5 Priorities a Business Should Have for Its Security in 2023

by Josh Biggs in Business on 17th January 2023

Keep your precious business under lock and key.

2023 is shaping up to be a big year in security developments for business. Threats are coming from all sides, with a potent mixture of digital and physical concerns. However, as these threats continue to grow in complexity, the world of business security responds by matching them step for step. 

It is an ongoing fight, and one that modern businesses need to keep on top of in order to protect their hard-won assets. In this article we will be taking you through five of the biggest security priorities for 2023, so you can keep things moving along safely and securely.

1. Keep Your Internet Security Sharp

The online landscape is a wilderness of familiar threats such as viruses, malware and phishing. But joining these old faces is an assortment of new threats including bots, customised ransomware attacks and even the possibility of crypto hacks.

Bots are a particular worry – these simple AI scripts masquerade as real internet users, which can play havoc with your communication efforts as a genuine business.

Investing in the most up-to-date  software systems will allow you to shore up your online defences across the board.

2. Bolt the Doors: Secure Access Systems

The question of who (or what) can enter the physical premises of your business is a pressing one. The days of a simple lock and key are long past, and today advanced digital systems can ensure that access to your buildings is more tightly controlled than ever before.

Through a secure access system, the right to entry can be granted through key-cards, connected to employee’s phones, or even linked to an individual’s biometric data. All of this makes secure 24/7 entry possible – exactly the kind of feature you can find at these cutting-edge serviced offices in Belfast.

3. Eyes Open: Invest in CCTV

It might seem old-fashioned, but CCTV remains an invaluable resource even in a rapidly changing digital landscape. In fact, it goes hand-in-hand with our previous point – protecting the physical boundaries of your business. Studies indicate a marked decrease in crime in places where CCTV is present, as opposed to those without it.

Not only that, but specific types of crime have been observed to fall, including vehicle and property crime. A comprehensive CCTV system can act as a powerful visual deterrent, and a means of providing evidence if a crime should be committed. 

4. The Dangers of Working from Home?

The past few years of coronavirus restrictions have changed the habits of many workers.
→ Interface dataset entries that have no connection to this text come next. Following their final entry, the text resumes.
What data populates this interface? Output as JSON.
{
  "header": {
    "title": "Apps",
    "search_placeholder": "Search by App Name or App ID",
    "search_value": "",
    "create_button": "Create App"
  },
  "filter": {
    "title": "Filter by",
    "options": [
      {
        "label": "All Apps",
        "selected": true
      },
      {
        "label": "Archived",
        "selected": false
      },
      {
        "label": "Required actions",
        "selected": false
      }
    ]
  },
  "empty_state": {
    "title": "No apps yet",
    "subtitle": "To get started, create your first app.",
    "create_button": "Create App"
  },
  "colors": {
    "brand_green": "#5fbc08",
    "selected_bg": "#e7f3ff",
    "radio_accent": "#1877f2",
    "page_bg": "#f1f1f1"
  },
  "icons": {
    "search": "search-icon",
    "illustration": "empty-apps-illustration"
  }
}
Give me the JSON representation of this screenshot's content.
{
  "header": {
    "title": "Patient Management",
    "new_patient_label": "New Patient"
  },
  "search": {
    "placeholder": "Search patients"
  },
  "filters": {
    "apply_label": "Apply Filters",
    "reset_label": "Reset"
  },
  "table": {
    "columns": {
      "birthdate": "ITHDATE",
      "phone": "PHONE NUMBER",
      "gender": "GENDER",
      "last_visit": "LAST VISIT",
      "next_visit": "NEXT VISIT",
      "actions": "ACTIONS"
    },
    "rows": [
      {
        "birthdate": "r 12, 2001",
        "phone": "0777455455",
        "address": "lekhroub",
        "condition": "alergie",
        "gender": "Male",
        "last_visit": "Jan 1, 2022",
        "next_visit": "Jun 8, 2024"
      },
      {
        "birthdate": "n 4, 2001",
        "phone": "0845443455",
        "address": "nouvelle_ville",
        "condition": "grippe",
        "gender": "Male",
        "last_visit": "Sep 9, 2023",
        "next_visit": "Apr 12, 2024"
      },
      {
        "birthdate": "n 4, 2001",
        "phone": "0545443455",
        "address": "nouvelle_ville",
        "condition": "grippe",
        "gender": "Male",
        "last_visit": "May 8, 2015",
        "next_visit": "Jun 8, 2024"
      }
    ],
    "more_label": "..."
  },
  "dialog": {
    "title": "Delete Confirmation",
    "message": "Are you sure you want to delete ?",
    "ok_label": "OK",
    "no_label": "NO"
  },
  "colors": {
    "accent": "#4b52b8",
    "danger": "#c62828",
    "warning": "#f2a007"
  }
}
When your employees work from home, they use their own office setup – personal computers and domestic internet connections – which could lead to significant gaps in security systems.

Ensuring that employees are working on a secure, designated network will help to plug these gaps and prevent the exposure of sensitive files and information – even from a distance.

5. Data Protection

Data is everywhere. Every online interaction a customer has with your business generates more and more of it, making the question of what to do with it critical.

Customer data has to be treated with the utmost sensitivity and respect, which means your business needs to be up to speed with the complexities of the GDPR (General Data Protection Regulations).

Failure to comply with these rules could lead to serious legal consequences, not to mention a potential loss of integrity for your business.

Categories: Business